Exercise aim: Omitting the pictures, print every line below exactly as it stands.

Records to use:

>>>>

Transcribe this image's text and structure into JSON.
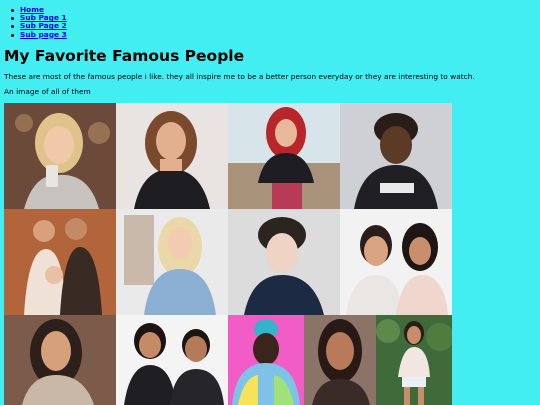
{
  "nav": {
    "items": [
      {
        "label": "Home"
      },
      {
        "label": "Sub Page 1"
      },
      {
        "label": "Sub Page 2"
      },
      {
        "label": "Sub page 3"
      }
    ]
  },
  "page": {
    "title": "My Favorite Famous People",
    "intro": "These are most of the famous people i like. they all inspire me to be a better person everyday or they are interesting to watch.",
    "image_caption": "An image of all of them"
  },
  "collage": {
    "image_name": "famous-people-collage"
  },
  "colors": {
    "background": "#43eef3",
    "link": "#0000ee"
  }
}
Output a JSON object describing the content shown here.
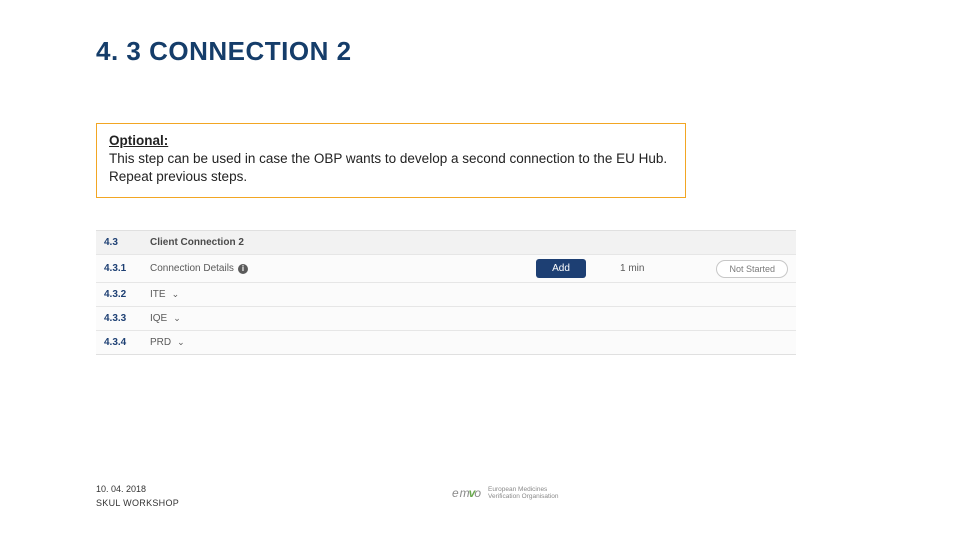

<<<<

Completed task:
Transcribe this image's text and structure into JSON.
{
  "nav": {
    "items": [
      {
        "label": "Home"
      },
      {
        "label": "Sub Page 1"
      },
      {
        "label": "Sub Page 2"
      },
      {
        "label": "Sub page 3"
      }
    ]
  },
  "page": {
    "title": "My Favorite Famous People",
    "intro": "These are most of the famous people i like. they all inspire me to be a better person everyday or they are interesting to watch.",
    "image_caption": "An image of all of them"
  },
  "collage": {
    "image_name": "famous-people-collage"
  },
  "colors": {
    "background": "#43eef3",
    "link": "#0000ee"
  }
}
Output a JSON object describing the content shown here.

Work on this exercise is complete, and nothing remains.